#### [REQUIREMENT]
Please filter the data down to the lines that include the word "items" and copy them.
= Beginning of Section =
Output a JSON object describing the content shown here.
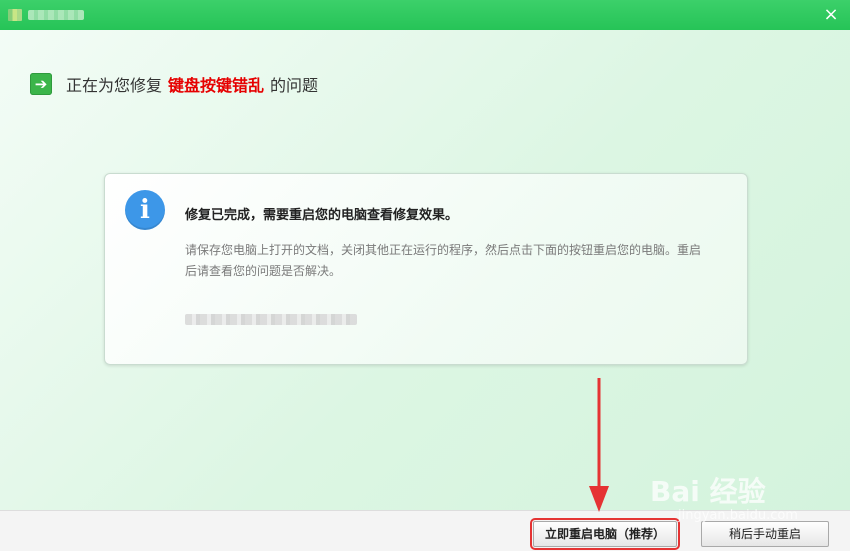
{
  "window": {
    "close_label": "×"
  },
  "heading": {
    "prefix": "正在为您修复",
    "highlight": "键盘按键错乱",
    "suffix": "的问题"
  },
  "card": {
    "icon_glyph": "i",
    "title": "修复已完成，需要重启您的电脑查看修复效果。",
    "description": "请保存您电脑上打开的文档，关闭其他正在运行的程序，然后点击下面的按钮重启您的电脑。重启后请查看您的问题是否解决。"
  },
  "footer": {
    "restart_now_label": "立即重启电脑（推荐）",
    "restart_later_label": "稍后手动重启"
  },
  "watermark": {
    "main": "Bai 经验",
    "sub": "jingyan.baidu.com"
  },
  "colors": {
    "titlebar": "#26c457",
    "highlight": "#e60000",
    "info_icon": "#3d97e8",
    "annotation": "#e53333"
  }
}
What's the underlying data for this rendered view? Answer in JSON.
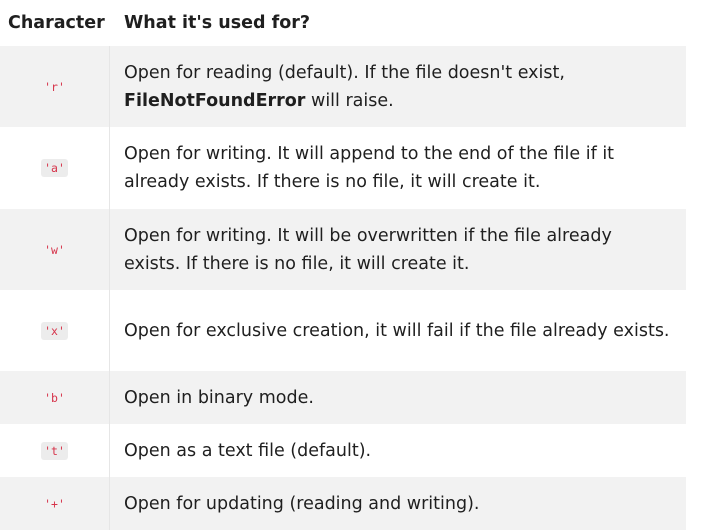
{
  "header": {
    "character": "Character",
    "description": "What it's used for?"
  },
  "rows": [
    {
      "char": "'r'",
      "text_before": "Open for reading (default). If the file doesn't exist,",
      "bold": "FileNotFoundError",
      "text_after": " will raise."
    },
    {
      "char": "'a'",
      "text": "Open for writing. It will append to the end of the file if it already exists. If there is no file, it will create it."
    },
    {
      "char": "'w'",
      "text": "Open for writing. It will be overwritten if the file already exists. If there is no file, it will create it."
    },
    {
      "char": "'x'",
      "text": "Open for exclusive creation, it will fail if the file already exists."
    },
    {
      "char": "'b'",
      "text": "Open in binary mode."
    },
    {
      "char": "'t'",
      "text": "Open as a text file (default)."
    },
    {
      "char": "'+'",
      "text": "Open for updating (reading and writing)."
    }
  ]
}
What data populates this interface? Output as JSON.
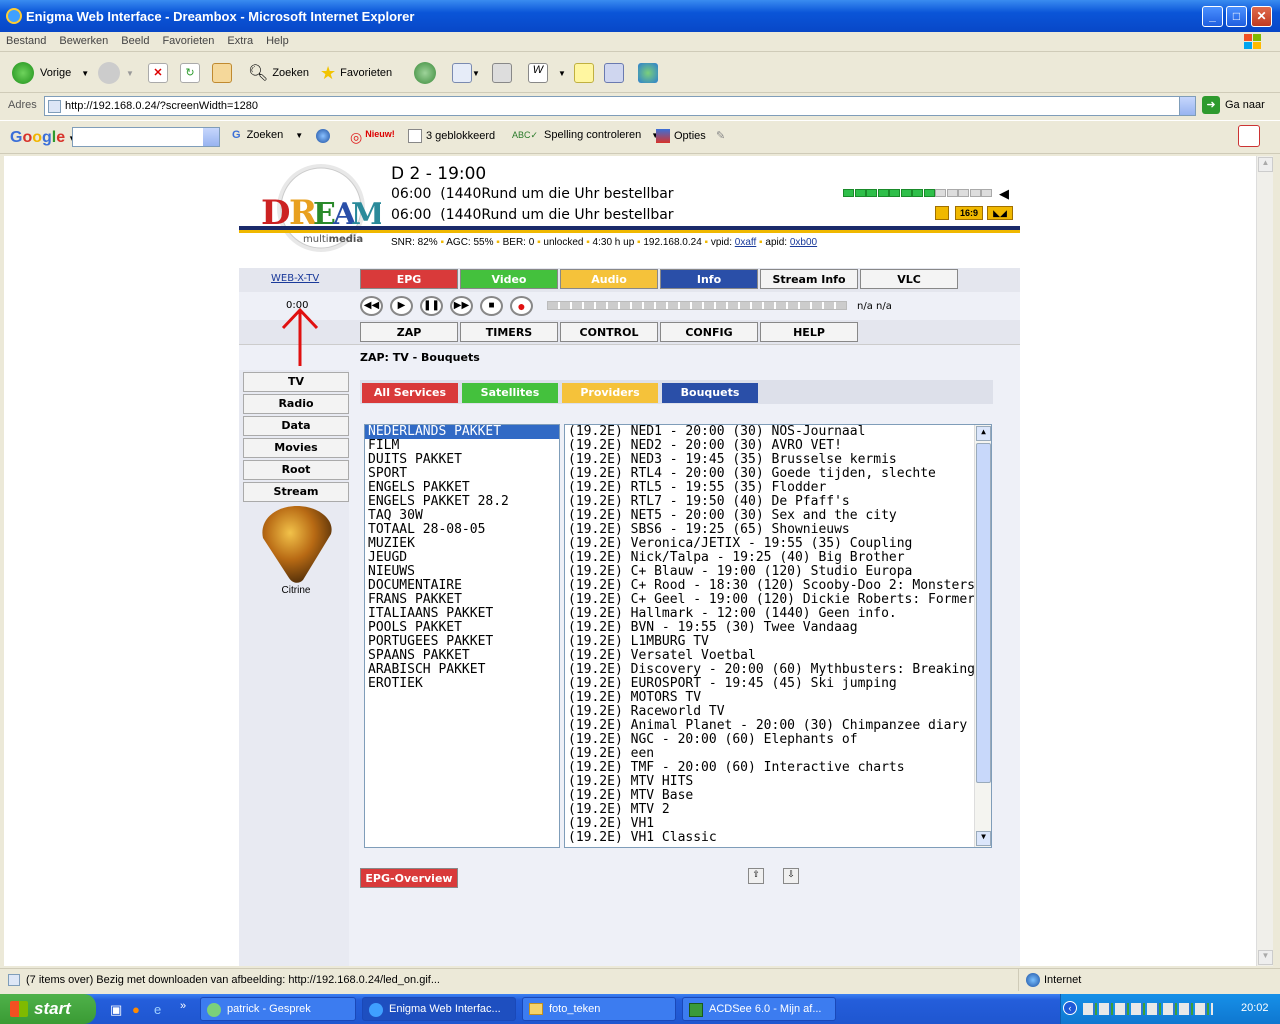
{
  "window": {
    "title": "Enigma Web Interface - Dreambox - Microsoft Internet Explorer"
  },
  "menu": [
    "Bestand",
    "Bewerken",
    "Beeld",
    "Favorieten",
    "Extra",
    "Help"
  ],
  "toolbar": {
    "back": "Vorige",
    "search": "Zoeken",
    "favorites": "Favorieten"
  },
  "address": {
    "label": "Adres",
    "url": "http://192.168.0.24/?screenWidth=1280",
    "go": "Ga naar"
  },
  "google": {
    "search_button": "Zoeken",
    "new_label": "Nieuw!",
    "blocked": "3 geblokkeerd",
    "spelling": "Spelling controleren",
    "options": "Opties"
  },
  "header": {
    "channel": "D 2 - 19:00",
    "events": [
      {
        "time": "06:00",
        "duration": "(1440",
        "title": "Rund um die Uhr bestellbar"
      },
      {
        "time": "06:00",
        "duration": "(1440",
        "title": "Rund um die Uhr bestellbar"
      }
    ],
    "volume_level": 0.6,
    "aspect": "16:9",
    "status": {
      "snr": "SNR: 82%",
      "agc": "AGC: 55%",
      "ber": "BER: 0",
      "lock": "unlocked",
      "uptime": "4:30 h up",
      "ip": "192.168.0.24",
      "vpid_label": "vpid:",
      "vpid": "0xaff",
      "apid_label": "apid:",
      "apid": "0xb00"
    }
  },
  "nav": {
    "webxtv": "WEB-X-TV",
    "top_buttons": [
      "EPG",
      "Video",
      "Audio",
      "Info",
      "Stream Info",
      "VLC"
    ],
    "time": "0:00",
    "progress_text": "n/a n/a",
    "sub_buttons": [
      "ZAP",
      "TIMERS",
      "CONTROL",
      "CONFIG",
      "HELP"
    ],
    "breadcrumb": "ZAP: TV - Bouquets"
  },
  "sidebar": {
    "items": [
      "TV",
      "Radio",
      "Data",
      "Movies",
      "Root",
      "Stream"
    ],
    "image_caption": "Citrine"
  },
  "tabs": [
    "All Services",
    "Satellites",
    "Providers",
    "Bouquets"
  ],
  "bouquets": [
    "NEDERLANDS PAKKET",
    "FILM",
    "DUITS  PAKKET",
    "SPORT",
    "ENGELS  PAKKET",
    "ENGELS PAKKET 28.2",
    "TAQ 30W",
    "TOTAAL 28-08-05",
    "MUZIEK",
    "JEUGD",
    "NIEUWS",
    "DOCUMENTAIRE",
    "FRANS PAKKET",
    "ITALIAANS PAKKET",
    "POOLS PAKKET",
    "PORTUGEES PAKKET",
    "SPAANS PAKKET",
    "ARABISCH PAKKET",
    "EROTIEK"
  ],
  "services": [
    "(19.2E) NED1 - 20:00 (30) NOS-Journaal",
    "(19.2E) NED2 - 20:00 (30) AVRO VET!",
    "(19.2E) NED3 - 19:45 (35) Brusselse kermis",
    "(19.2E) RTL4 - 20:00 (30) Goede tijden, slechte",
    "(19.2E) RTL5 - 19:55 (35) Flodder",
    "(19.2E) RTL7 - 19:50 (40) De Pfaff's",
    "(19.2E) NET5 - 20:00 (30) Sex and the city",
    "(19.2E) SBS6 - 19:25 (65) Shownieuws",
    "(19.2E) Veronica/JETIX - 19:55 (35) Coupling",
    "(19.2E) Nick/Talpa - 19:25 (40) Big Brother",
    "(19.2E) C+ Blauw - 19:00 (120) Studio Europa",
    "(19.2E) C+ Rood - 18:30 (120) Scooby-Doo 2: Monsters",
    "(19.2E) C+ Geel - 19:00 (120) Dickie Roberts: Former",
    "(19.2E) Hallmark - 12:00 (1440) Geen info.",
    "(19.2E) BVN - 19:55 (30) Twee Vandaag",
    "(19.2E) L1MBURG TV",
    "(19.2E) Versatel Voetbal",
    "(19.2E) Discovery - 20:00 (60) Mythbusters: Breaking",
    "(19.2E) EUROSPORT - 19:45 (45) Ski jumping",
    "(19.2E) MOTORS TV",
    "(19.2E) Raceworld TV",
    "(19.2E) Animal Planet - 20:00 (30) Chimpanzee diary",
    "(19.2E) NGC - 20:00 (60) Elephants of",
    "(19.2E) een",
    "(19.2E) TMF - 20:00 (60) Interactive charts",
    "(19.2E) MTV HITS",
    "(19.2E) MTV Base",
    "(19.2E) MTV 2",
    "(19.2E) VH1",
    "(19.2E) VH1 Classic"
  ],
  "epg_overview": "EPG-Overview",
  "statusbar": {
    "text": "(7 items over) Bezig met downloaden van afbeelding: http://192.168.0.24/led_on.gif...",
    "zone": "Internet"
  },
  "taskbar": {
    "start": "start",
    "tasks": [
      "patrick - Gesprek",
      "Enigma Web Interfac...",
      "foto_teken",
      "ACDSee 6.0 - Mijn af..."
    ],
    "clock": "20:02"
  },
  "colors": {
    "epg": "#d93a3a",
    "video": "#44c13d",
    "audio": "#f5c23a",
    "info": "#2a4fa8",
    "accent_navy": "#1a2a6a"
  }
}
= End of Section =
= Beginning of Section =
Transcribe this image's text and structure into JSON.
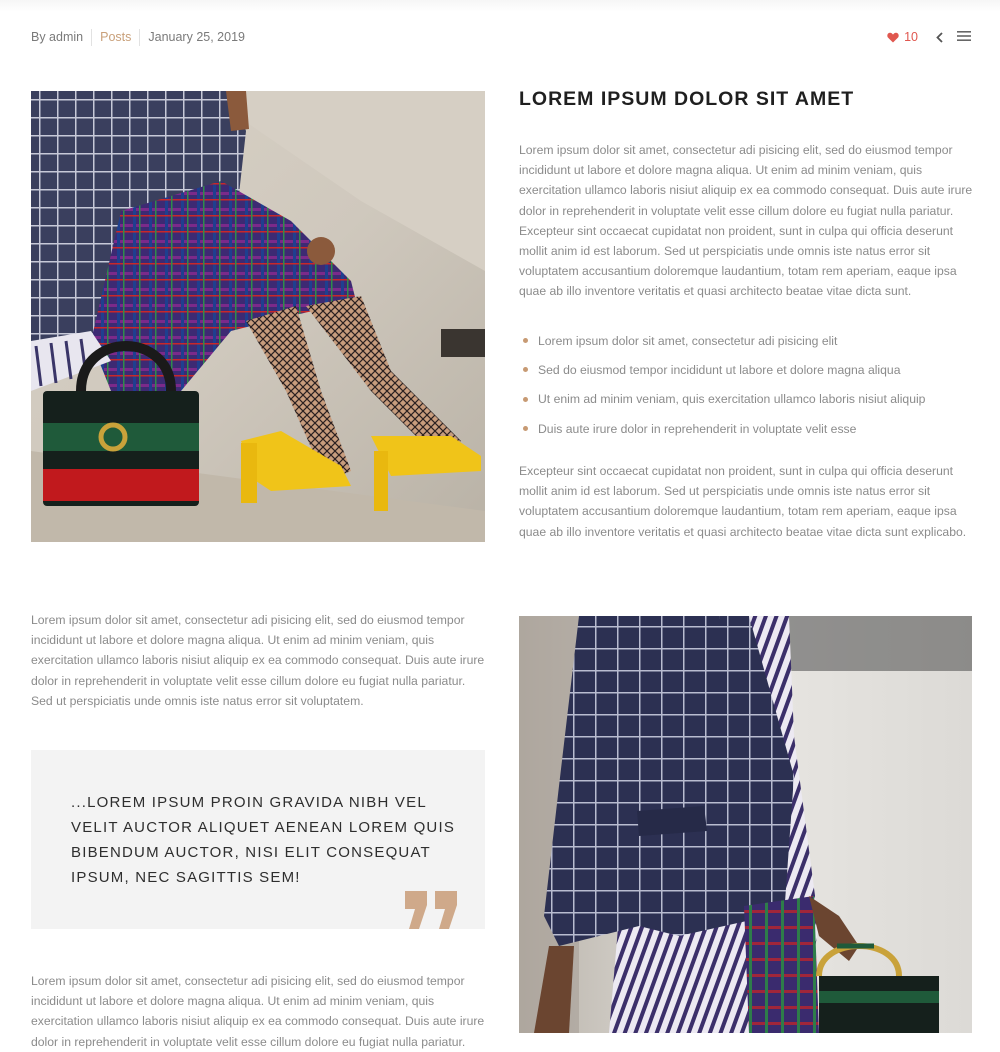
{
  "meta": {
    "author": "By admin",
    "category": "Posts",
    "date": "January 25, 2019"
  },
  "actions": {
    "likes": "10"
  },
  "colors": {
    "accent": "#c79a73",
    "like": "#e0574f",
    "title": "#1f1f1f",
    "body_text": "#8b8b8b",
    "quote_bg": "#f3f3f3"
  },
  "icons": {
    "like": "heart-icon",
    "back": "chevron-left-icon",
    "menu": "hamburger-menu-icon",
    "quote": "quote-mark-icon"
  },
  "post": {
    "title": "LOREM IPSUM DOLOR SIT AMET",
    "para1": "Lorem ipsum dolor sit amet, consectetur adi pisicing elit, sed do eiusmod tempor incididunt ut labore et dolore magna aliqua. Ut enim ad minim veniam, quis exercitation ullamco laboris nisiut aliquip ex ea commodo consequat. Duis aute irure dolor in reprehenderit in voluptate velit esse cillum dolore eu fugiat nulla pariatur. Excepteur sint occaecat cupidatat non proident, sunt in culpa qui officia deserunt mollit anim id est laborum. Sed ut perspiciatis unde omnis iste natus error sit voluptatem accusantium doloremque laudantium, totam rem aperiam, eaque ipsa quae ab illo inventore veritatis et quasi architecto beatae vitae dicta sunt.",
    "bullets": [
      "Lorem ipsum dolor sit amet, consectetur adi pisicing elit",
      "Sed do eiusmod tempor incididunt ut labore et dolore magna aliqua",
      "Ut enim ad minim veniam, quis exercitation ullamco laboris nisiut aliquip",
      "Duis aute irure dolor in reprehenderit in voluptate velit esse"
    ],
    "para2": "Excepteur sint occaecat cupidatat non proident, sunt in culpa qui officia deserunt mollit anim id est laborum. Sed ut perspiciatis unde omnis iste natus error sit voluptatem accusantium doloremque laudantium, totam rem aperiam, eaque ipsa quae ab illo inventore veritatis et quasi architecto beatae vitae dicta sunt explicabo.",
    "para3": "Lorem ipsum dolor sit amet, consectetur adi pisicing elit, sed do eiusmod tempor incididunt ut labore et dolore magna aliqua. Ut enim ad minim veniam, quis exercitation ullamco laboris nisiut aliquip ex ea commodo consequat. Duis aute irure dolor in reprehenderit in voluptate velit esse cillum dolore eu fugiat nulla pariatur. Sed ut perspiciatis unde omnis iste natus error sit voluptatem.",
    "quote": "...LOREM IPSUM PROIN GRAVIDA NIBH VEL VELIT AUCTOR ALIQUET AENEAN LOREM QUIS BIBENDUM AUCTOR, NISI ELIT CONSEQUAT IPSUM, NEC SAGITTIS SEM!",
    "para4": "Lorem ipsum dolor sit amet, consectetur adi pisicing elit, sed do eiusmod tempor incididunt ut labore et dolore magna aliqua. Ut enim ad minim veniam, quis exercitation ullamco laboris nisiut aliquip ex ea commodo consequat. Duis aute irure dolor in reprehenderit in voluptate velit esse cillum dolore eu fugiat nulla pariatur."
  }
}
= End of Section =
#### [RESPONSE FOR THIS EXERCISE]
    "items": [
    "text": "(7 items over) Bezig met downloaden van afbeelding: http://192.168.0.24/led_on.gif...",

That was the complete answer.